Task statement:
Your task is to output the entries below word for word.

Record excerpts START

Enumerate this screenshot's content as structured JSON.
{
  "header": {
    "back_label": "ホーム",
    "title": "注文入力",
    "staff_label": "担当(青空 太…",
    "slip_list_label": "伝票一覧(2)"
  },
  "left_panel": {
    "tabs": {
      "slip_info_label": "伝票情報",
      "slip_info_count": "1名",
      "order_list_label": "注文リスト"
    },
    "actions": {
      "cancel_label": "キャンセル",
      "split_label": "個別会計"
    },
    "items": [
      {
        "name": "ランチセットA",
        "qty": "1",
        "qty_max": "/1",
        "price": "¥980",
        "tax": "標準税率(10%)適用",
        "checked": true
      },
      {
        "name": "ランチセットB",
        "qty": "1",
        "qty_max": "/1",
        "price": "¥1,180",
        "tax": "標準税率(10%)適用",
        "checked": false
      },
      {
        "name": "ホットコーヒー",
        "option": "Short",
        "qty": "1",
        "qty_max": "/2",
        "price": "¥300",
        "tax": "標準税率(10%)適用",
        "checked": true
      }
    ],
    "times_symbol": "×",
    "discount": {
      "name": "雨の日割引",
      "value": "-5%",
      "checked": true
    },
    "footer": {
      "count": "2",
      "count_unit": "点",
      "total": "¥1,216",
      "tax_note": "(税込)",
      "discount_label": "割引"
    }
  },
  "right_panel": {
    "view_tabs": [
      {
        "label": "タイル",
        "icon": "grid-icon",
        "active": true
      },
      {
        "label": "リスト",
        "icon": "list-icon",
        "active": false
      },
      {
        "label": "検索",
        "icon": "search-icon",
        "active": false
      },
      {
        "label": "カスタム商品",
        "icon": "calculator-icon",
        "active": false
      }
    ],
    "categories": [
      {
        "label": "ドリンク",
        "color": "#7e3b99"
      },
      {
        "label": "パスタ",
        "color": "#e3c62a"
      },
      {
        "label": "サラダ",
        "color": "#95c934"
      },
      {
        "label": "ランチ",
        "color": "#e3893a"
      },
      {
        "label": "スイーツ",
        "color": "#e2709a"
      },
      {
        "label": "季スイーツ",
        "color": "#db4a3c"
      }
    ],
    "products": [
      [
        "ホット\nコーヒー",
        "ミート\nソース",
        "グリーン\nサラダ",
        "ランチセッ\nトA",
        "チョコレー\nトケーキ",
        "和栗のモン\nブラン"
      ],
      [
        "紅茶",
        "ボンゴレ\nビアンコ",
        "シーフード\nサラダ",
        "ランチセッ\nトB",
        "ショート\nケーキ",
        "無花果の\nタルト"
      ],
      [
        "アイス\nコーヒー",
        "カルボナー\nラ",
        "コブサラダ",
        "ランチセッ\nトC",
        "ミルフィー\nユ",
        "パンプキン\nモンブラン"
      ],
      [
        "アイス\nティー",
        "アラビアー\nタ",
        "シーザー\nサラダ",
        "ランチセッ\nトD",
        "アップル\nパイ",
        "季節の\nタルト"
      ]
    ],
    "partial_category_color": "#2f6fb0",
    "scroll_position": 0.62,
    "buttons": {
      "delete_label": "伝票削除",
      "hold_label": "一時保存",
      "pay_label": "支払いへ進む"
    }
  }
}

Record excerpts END

Answer box:
Enumerate this screenshot's content as structured JSON.
{
  "header": {
    "back_label": "ホーム",
    "title": "注文入力",
    "staff_label": "担当(青空 太…",
    "slip_list_label": "伝票一覧(2)"
  },
  "left_panel": {
    "tabs": {
      "slip_info_label": "伝票情報",
      "slip_info_count": "1名",
      "order_list_label": "注文リスト"
    },
    "actions": {
      "cancel_label": "キャンセル",
      "split_label": "個別会計"
    },
    "items": [
      {
        "name": "ランチセットA",
        "qty": "1",
        "qty_max": "/1",
        "price": "¥980",
        "tax": "標準税率(10%)適用",
        "checked": true
      },
      {
        "name": "ランチセットB",
        "qty": "1",
        "qty_max": "/1",
        "price": "¥1,180",
        "tax": "標準税率(10%)適用",
        "checked": false
      },
      {
        "name": "ホットコーヒー",
        "option": "Short",
        "qty": "1",
        "qty_max": "/2",
        "price": "¥300",
        "tax": "標準税率(10%)適用",
        "checked": true
      }
    ],
    "times_symbol": "×",
    "discount": {
      "name": "雨の日割引",
      "value": "-5%",
      "checked": true
    },
    "footer": {
      "count": "2",
      "count_unit": "点",
      "total": "¥1,216",
      "tax_note": "(税込)",
      "discount_label": "割引"
    }
  },
  "right_panel": {
    "view_tabs": [
      {
        "label": "タイル",
        "icon": "grid-icon",
        "active": true
      },
      {
        "label": "リスト",
        "icon": "list-icon",
        "active": false
      },
      {
        "label": "検索",
        "icon": "search-icon",
        "active": false
      },
      {
        "label": "カスタム商品",
        "icon": "calculator-icon",
        "active": false
      }
    ],
    "categories": [
      {
        "label": "ドリンク",
        "color": "#7e3b99"
      },
      {
        "label": "パスタ",
        "color": "#e3c62a"
      },
      {
        "label": "サラダ",
        "color": "#95c934"
      },
      {
        "label": "ランチ",
        "color": "#e3893a"
      },
      {
        "label": "スイーツ",
        "color": "#e2709a"
      },
      {
        "label": "季スイーツ",
        "color": "#db4a3c"
      }
    ],
    "products": [
      [
        "ホット\nコーヒー",
        "ミート\nソース",
        "グリーン\nサラダ",
        "ランチセッ\nトA",
        "チョコレー\nトケーキ",
        "和栗のモン\nブラン"
      ],
      [
        "紅茶",
        "ボンゴレ\nビアンコ",
        "シーフード\nサラダ",
        "ランチセッ\nトB",
        "ショート\nケーキ",
        "無花果の\nタルト"
      ],
      [
        "アイス\nコーヒー",
        "カルボナー\nラ",
        "コブサラダ",
        "ランチセッ\nトC",
        "ミルフィー\nユ",
        "パンプキン\nモンブラン"
      ],
      [
        "アイス\nティー",
        "アラビアー\nタ",
        "シーザー\nサラダ",
        "ランチセッ\nトD",
        "アップル\nパイ",
        "季節の\nタルト"
      ]
    ],
    "partial_category_color": "#2f6fb0",
    "scroll_position": 0.62,
    "buttons": {
      "delete_label": "伝票削除",
      "hold_label": "一時保存",
      "pay_label": "支払いへ進む"
    }
  }
}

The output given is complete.